Oct. 23, 2007 Google Wal-Mart
Market Capp 210.93 B 178.72 B
Enterprise Value 190.62 B 221.04 B
Enterprise Value/Revenue 14.19 0.61
Enterprise Value/EBITDA 37.222 8.207

By comparing ratios, you can see that Wal-Mart has better fundamentals and is a better value, according to almost any ratio. Of course, investors expect Google to continue growing at a phenomenal rate, which is why they priced its stock so high. As with all fast-growing companies, growth will slow as the company grows larger — it is the nature of the beast. As you can see from the above table, the market cap difference between Google and Wal-Mart is $32.21 billion, a very substantial difference. A 32 billion dollar company in itself would be a very big company.

Update — Enterprise Value in a Bear Market

At the end of the close on November 20, 2008, the stock market has dropped to new recent lows due to the Great Recession. The S&P 500 Stock index is at a 11-year low, for instance. Let's see how Google and Wal-Mart have faired in this bear market.

Nov. 20, 2008 Google Wal-Mart
Market Cap 81.65 B 199.14 B
Enterprise Value 73.73 B 241.63 B
Enterprise Value/Revenue 3.52 0.60
Enterprise Value/EBITDA 9.674 7.991

As you can see by comparing tables, Google has lost 61% of its market value in a little more than 1 year, its stock price sliding from a high of $677.60 per share to $259.56, while Wal-Mart has increased its market value by 11% over the same time period, its stock price rising from $43.93 per share to $50.66; thus, Google's enterprise value has decreased significantly while Wal-Mart's enterprise value has increased, even in what is turning out to be one of the worst market declines in history.

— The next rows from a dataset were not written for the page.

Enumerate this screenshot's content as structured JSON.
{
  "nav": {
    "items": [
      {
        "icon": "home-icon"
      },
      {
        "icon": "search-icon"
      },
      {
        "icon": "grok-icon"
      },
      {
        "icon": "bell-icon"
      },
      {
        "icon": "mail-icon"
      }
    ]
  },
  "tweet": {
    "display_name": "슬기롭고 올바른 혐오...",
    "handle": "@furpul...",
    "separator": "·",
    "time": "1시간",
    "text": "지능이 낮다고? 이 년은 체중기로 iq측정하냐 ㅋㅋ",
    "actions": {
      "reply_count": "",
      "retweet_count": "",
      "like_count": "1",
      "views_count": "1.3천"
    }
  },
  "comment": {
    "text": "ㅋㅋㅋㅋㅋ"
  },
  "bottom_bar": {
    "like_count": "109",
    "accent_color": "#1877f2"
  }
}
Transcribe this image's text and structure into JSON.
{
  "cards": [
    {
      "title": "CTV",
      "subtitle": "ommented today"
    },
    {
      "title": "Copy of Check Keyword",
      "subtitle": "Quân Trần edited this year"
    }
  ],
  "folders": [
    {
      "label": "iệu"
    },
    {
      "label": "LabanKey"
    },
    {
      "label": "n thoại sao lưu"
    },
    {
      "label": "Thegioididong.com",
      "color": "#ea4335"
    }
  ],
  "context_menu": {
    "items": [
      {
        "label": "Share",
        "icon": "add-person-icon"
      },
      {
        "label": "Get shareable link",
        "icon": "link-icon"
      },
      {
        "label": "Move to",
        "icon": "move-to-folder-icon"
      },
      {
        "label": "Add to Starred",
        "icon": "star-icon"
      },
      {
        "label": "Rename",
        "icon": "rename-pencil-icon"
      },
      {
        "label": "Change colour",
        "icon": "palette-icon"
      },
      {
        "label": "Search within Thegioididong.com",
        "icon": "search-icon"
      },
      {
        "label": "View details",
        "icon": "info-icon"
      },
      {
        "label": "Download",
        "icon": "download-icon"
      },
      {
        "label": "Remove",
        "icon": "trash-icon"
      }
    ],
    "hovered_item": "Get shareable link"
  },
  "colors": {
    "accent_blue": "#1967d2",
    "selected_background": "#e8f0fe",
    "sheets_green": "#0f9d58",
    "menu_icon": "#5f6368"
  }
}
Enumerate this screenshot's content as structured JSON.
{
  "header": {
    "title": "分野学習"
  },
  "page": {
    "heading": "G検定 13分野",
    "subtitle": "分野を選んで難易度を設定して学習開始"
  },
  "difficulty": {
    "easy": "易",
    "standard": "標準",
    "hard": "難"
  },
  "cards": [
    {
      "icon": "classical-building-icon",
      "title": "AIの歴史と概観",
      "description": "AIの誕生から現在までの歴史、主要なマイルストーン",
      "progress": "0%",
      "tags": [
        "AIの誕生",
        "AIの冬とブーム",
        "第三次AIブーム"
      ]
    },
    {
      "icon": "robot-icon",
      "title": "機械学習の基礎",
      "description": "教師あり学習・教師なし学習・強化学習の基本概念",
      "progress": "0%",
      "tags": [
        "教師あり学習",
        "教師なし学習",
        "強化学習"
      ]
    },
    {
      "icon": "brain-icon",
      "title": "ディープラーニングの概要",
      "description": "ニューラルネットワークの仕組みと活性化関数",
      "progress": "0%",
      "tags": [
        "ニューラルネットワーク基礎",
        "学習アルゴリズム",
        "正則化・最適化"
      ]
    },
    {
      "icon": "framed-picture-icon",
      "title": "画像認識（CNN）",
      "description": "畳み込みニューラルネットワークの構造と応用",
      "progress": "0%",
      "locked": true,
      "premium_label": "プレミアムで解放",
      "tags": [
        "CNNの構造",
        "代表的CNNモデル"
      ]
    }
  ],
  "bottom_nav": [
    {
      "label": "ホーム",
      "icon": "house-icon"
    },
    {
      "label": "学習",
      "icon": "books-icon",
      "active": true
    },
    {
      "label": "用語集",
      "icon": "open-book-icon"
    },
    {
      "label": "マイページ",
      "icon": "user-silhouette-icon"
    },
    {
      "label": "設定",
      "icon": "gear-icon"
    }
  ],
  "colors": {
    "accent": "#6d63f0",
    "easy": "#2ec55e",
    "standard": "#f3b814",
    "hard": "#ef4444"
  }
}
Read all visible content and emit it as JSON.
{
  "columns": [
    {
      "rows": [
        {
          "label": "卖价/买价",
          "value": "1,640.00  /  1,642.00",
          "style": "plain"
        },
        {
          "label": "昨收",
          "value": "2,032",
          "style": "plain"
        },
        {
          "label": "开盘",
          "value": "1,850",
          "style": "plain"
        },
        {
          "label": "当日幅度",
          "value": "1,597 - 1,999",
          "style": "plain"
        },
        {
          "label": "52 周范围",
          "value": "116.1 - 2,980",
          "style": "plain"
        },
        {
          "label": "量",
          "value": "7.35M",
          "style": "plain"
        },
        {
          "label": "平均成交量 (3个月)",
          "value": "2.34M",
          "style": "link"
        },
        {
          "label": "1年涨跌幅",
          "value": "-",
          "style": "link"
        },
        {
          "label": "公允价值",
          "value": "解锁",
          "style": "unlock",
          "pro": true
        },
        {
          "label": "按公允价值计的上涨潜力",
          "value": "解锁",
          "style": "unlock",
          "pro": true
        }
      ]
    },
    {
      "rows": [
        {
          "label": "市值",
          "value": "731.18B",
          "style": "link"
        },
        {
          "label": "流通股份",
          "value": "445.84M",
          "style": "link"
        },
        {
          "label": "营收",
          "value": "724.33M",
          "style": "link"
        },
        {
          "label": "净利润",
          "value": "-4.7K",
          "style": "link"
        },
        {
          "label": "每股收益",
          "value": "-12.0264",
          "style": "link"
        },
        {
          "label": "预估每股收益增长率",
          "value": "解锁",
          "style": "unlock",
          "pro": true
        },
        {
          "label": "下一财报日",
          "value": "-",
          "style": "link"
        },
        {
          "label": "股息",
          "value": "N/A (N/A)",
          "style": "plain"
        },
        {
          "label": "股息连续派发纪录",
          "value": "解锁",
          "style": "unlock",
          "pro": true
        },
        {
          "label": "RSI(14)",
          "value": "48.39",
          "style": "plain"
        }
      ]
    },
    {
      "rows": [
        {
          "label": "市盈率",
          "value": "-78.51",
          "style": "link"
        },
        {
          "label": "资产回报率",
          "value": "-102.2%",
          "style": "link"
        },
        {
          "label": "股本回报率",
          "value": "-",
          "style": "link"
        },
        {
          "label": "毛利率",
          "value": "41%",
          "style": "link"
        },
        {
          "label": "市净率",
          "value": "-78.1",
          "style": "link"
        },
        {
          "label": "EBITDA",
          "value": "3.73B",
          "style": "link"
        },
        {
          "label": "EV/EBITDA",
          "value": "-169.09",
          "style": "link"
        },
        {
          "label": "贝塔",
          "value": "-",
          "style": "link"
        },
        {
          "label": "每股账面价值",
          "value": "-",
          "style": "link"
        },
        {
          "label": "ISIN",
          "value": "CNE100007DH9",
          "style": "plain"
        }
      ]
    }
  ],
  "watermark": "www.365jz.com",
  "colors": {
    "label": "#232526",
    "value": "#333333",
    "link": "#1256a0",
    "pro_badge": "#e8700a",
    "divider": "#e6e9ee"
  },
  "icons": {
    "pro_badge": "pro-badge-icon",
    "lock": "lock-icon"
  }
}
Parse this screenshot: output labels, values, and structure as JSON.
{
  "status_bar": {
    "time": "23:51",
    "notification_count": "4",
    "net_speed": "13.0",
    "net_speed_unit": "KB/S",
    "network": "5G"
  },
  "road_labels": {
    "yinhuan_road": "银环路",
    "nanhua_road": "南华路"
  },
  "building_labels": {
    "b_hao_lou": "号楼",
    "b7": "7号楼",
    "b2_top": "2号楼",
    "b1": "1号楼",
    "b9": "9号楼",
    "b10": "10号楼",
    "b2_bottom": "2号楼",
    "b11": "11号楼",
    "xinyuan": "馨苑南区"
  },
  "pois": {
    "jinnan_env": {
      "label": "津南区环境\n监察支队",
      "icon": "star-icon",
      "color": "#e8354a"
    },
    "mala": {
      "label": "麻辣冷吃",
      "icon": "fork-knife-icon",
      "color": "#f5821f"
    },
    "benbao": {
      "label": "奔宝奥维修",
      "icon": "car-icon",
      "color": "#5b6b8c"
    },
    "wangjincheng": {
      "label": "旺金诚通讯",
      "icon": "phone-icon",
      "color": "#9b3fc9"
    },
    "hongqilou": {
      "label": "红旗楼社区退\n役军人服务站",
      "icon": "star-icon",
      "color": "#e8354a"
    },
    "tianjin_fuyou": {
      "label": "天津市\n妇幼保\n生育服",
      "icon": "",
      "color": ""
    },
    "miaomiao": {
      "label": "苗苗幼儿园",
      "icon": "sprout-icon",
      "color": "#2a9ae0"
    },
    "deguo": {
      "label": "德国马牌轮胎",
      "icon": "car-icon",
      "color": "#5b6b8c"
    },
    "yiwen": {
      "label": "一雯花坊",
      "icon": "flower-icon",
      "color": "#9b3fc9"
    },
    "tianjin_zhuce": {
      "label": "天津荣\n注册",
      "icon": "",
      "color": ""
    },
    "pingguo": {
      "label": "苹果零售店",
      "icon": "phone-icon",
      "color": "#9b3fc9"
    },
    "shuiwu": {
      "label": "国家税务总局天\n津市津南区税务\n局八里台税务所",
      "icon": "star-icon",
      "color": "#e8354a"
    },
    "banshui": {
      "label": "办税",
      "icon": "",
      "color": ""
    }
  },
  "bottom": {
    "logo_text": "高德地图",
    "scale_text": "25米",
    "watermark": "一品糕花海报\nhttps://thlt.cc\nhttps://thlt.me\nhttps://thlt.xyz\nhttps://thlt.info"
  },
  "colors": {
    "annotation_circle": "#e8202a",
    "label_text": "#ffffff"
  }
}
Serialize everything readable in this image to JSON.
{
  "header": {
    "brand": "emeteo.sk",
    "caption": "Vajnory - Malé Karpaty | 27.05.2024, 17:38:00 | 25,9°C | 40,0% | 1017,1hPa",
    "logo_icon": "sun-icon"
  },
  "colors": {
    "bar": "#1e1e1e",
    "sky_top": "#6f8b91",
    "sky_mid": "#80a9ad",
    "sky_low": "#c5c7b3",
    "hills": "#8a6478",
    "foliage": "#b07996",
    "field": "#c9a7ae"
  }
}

Note, also, that Google's enterprise value per revenue has declined 75%, and its enterprise value per EBITDA has declined 74%! By contrast, Wal-Mart's enterprise value per revenue declined only 1.6% while its enterprise value per EBITDA declined only 2.6%! Hence, it is easy to see that Wal-Mart has weathered the financial meltdown much better than Google, so, in fact, there was much less risk in owning Wal-Mart than owning Google as predicted by Wal-Mart's much lower enterprise value ratios. Google does have a much higher profit margin than Wal-Mart, and will, no doubt, rise significantly again. And as you can see from Google's much lower enterprise value ratios in November, 2008 compared to October, 2007, Google is a much better buy now, with considerably less risk than in the prior year.

Bar graph showing how much the market cap, enterprise value, enterprise value per revenue, and enterprise value per EBITDA have changed for Google and Wal-Mart from October, 2007 to November, 2008.

June 2024 Update

Market Capitalization, as of June 2024:

As you can see, Google has grown much faster than Walmart, justifying its higher P/E ratio and its higher enterprise value/EBITDA ratio. But there is less risk and a much greater profit potential if you buy a company when its enterprise value/EBITDA ratio is lower. For instance, buying Google on October 23, 2007, when it’s enterprise value/EBITDA was high yielded a return 10.29 times higher, a nice return, as of June 2024. But buying Google on November 20, 2008, when its enterprise value was much lower, yielded a return 26.58 times higher, a substantial difference. An investment of $10,000 would have yielded $102,900 in the 1st case compared to $265,800 in the 2nd case, and the 2nd investment was over a shorter period, yielding about 23.25% compounded annually compared to 15% compounded annually for the 1st investment.